People wanting to tear down the literary Canon will be delighted. Spenser, Blake, and Shelley are quoted next to Pussy Riot, Aretha Franklin, and Helen Reddy. Interweaved with Heathcote Williams’ epic poem and an original music score by Dr Blue, these poets have been ravelled into a revolutionary medley that shows off verse in its many guises.

The lines are blurred between music and poetry. The lyrics from “R-E-S-P-E-C-T” are recited rather than sung to show off the potent meaning behind the words. Sameena Zehra, Anya Tate-Manning, and James Nokise repeat lines together throughout the performance, and almost resemble backing singers. The repetitive chants sound like a protest song on a march, showing poetry’s place in the music that has accompanied so many struggles. The moment when Zehra breaks away to sing Tracy Chapman’s “Revolution” is a magical one. It reminds us of the pull that words can have.

For literature nerds, the piece is a fantastic exercise in intertextuality. A constellation of quotes has been arranged to give each other new meaning. A lot of ground is covered as the group hurtle through history, covering events as far apart as the Easter Rising and the Arab Spring.

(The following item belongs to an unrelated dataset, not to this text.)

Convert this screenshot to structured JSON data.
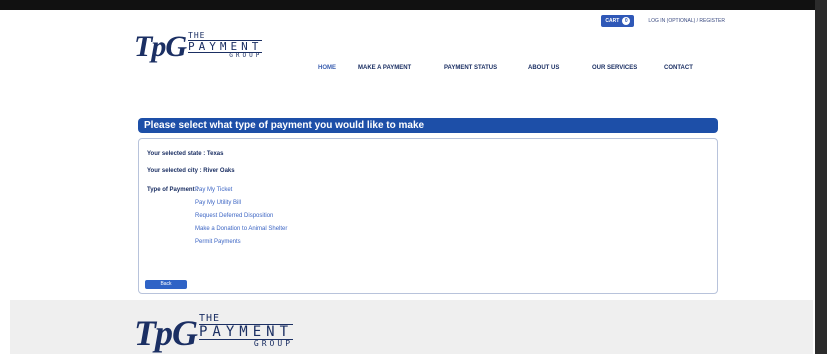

Poetry Can F*ck Off is a refreshing alternative to the stiff stereotype that some give spoken word poetry. It is loud whilst poised and carefully delivered with real feeling behind the words. The poets are totally at ease onstage, tripping up and recovering with a smile that makes even the mistakes endearing. The performance is fun and not so sincere that it sounds like a manifesto. It is more a celebration of poetry and people. An intimacy exists between the stage and the audience, which highlights the show’s message that poetry has always been the tool of the many.